(Element data from apps and pages)
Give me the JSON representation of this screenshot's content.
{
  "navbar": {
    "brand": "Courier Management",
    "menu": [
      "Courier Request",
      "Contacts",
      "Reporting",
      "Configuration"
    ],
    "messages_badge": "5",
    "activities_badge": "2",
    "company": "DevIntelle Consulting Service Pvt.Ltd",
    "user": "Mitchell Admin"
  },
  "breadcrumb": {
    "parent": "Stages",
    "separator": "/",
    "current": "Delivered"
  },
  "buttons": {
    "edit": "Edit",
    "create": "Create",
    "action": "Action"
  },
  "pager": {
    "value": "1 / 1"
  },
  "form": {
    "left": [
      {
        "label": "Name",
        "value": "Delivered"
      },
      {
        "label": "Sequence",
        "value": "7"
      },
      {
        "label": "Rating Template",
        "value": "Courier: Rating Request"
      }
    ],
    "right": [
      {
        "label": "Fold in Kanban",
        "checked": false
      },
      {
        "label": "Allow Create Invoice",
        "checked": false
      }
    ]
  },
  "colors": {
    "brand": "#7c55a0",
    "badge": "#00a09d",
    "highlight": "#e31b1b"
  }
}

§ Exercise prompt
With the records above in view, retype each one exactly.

§ Response area
Give me the JSON representation of this screenshot's content.
{
  "navbar": {
    "brand": "Courier Management",
    "menu": [
      "Courier Request",
      "Contacts",
      "Reporting",
      "Configuration"
    ],
    "messages_badge": "5",
    "activities_badge": "2",
    "company": "DevIntelle Consulting Service Pvt.Ltd",
    "user": "Mitchell Admin"
  },
  "breadcrumb": {
    "parent": "Stages",
    "separator": "/",
    "current": "Delivered"
  },
  "buttons": {
    "edit": "Edit",
    "create": "Create",
    "action": "Action"
  },
  "pager": {
    "value": "1 / 1"
  },
  "form": {
    "left": [
      {
        "label": "Name",
        "value": "Delivered"
      },
      {
        "label": "Sequence",
        "value": "7"
      },
      {
        "label": "Rating Template",
        "value": "Courier: Rating Request"
      }
    ],
    "right": [
      {
        "label": "Fold in Kanban",
        "checked": false
      },
      {
        "label": "Allow Create Invoice",
        "checked": false
      }
    ]
  },
  "colors": {
    "brand": "#7c55a0",
    "badge": "#00a09d",
    "highlight": "#e31b1b"
  }
}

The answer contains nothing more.